• TASK TO COMPLETE:
Because the pictures are not wanted, reproduce the rest of the records below exactly as they stand.

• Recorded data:
== Segment start ==
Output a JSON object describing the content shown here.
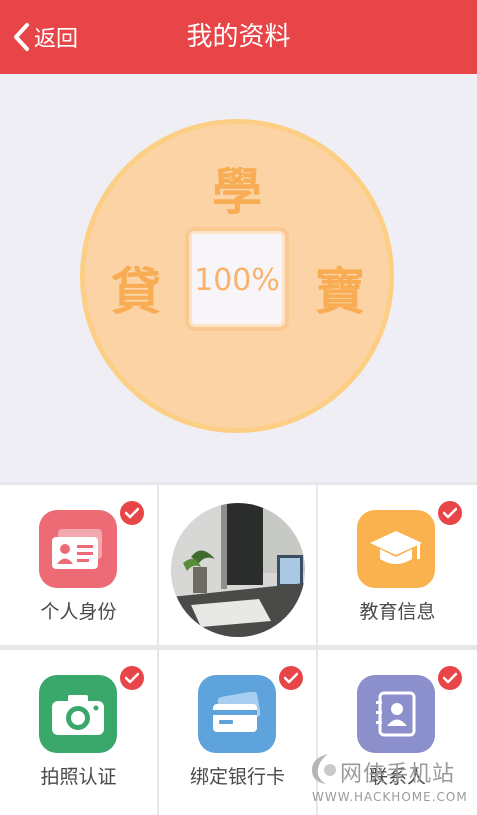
{
  "header": {
    "back_label": "返回",
    "title": "我的资料"
  },
  "hero": {
    "char_top": "學",
    "char_left": "貸",
    "char_right": "寶",
    "progress_text": "100%",
    "progress": 1.0
  },
  "items": [
    {
      "label": "个人身份",
      "icon": "id-card-icon",
      "color": "#ec6b75",
      "verified": true
    },
    {
      "label": "",
      "icon": "avatar-photo",
      "verified": false
    },
    {
      "label": "教育信息",
      "icon": "graduation-cap-icon",
      "color": "#f9b24e",
      "verified": true
    },
    {
      "label": "拍照认证",
      "icon": "camera-icon",
      "color": "#3aa86a",
      "verified": true
    },
    {
      "label": "绑定银行卡",
      "icon": "bank-card-icon",
      "color": "#5fa3dc",
      "verified": true
    },
    {
      "label": "联系人",
      "icon": "contacts-icon",
      "color": "#8b90cc",
      "verified": true
    }
  ],
  "watermark": {
    "name": "网侠手机站",
    "url": "WWW.HACKHOME.COM"
  },
  "colors": {
    "accent": "#e84549",
    "coin": "#fbd3a5",
    "coin_text": "#f8ad55"
  }
}
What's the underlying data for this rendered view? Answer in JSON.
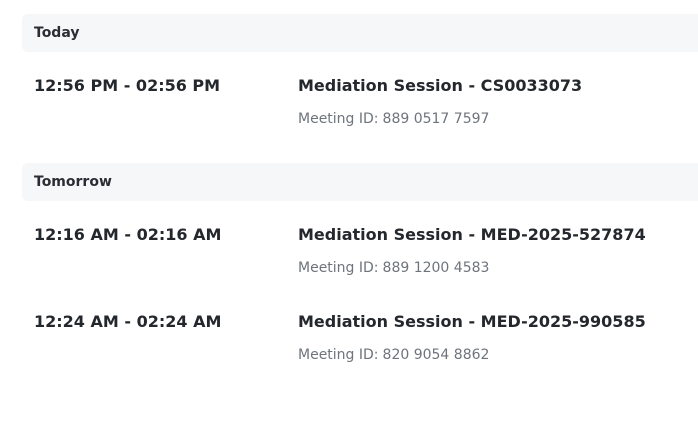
{
  "schedule": {
    "groups": [
      {
        "label": "Today",
        "meetings": [
          {
            "time": "12:56 PM - 02:56 PM",
            "title": "Mediation Session - CS0033073",
            "meeting_id_label": "Meeting ID:",
            "meeting_id": "889 0517 7597"
          }
        ]
      },
      {
        "label": "Tomorrow",
        "meetings": [
          {
            "time": "12:16 AM - 02:16 AM",
            "title": "Mediation Session - MED-2025-527874",
            "meeting_id_label": "Meeting ID:",
            "meeting_id": "889 1200 4583"
          },
          {
            "time": "12:24 AM - 02:24 AM",
            "title": "Mediation Session - MED-2025-990585",
            "meeting_id_label": "Meeting ID:",
            "meeting_id": "820 9054 8862"
          }
        ]
      }
    ]
  }
}
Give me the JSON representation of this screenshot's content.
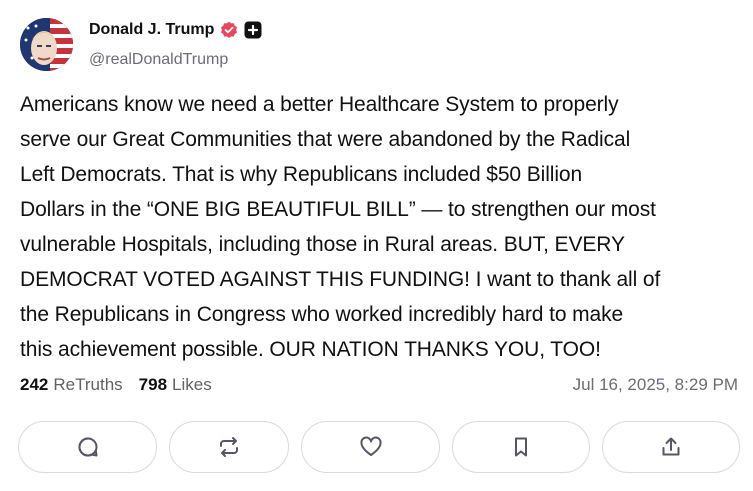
{
  "author": {
    "name": "Donald J. Trump",
    "handle": "@realDonaldTrump",
    "verified_icon": "verified-badge-icon",
    "plus_icon": "plus-badge-icon",
    "verified_color": "#e8465f"
  },
  "post": {
    "text": "Americans know we need a better Healthcare System to properly\nserve our Great Communities that were abandoned by the Radical\nLeft Democrats. That is why Republicans included $50 Billion\nDollars in the “ONE BIG BEAUTIFUL BILL” — to strengthen our most\nvulnerable Hospitals, including those in Rural areas. BUT, EVERY\nDEMOCRAT VOTED AGAINST THIS FUNDING! I want to thank all of\nthe Republicans in Congress who worked incredibly hard to make\nthis achievement possible. OUR NATION THANKS YOU, TOO!",
    "retruths_count": "242",
    "retruths_label": "ReTruths",
    "likes_count": "798",
    "likes_label": "Likes",
    "timestamp": "Jul 16, 2025, 8:29 PM"
  },
  "actions": [
    {
      "name": "reply",
      "icon": "comment-icon"
    },
    {
      "name": "retruth",
      "icon": "repost-icon"
    },
    {
      "name": "like",
      "icon": "heart-icon"
    },
    {
      "name": "bookmark",
      "icon": "bookmark-icon"
    },
    {
      "name": "share",
      "icon": "share-icon"
    }
  ]
}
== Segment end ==
• RESULT OF THIS EXERCISE:
Output a JSON object describing the content shown here.
{
  "header": {
    "back_label": "返回",
    "title": "我的资料"
  },
  "hero": {
    "char_top": "學",
    "char_left": "貸",
    "char_right": "寶",
    "progress_text": "100%",
    "progress": 1.0
  },
  "items": [
    {
      "label": "个人身份",
      "icon": "id-card-icon",
      "color": "#ec6b75",
      "verified": true
    },
    {
      "label": "",
      "icon": "avatar-photo",
      "verified": false
    },
    {
      "label": "教育信息",
      "icon": "graduation-cap-icon",
      "color": "#f9b24e",
      "verified": true
    },
    {
      "label": "拍照认证",
      "icon": "camera-icon",
      "color": "#3aa86a",
      "verified": true
    },
    {
      "label": "绑定银行卡",
      "icon": "bank-card-icon",
      "color": "#5fa3dc",
      "verified": true
    },
    {
      "label": "联系人",
      "icon": "contacts-icon",
      "color": "#8b90cc",
      "verified": true
    }
  ],
  "watermark": {
    "name": "网侠手机站",
    "url": "WWW.HACKHOME.COM"
  },
  "colors": {
    "accent": "#e84549",
    "coin": "#fbd3a5",
    "coin_text": "#f8ad55"
  }
}
What's the underlying data for this rendered view? Answer in JSON.
{
  "schedule": {
    "groups": [
      {
        "label": "Today",
        "meetings": [
          {
            "time": "12:56 PM - 02:56 PM",
            "title": "Mediation Session - CS0033073",
            "meeting_id_label": "Meeting ID:",
            "meeting_id": "889 0517 7597"
          }
        ]
      },
      {
        "label": "Tomorrow",
        "meetings": [
          {
            "time": "12:16 AM - 02:16 AM",
            "title": "Mediation Session - MED-2025-527874",
            "meeting_id_label": "Meeting ID:",
            "meeting_id": "889 1200 4583"
          },
          {
            "time": "12:24 AM - 02:24 AM",
            "title": "Mediation Session - MED-2025-990585",
            "meeting_id_label": "Meeting ID:",
            "meeting_id": "820 9054 8862"
          }
        ]
      }
    ]
  }
}
Give me the JSON representation of this screenshot's content.
{
  "author": {
    "name": "Donald J. Trump",
    "handle": "@realDonaldTrump",
    "verified_icon": "verified-badge-icon",
    "plus_icon": "plus-badge-icon",
    "verified_color": "#e8465f"
  },
  "post": {
    "text": "Americans know we need a better Healthcare System to properly\nserve our Great Communities that were abandoned by the Radical\nLeft Democrats. That is why Republicans included $50 Billion\nDollars in the “ONE BIG BEAUTIFUL BILL” — to strengthen our most\nvulnerable Hospitals, including those in Rural areas. BUT, EVERY\nDEMOCRAT VOTED AGAINST THIS FUNDING! I want to thank all of\nthe Republicans in Congress who worked incredibly hard to make\nthis achievement possible. OUR NATION THANKS YOU, TOO!",
    "retruths_count": "242",
    "retruths_label": "ReTruths",
    "likes_count": "798",
    "likes_label": "Likes",
    "timestamp": "Jul 16, 2025, 8:29 PM"
  },
  "actions": [
    {
      "name": "reply",
      "icon": "comment-icon"
    },
    {
      "name": "retruth",
      "icon": "repost-icon"
    },
    {
      "name": "like",
      "icon": "heart-icon"
    },
    {
      "name": "bookmark",
      "icon": "bookmark-icon"
    },
    {
      "name": "share",
      "icon": "share-icon"
    }
  ]
}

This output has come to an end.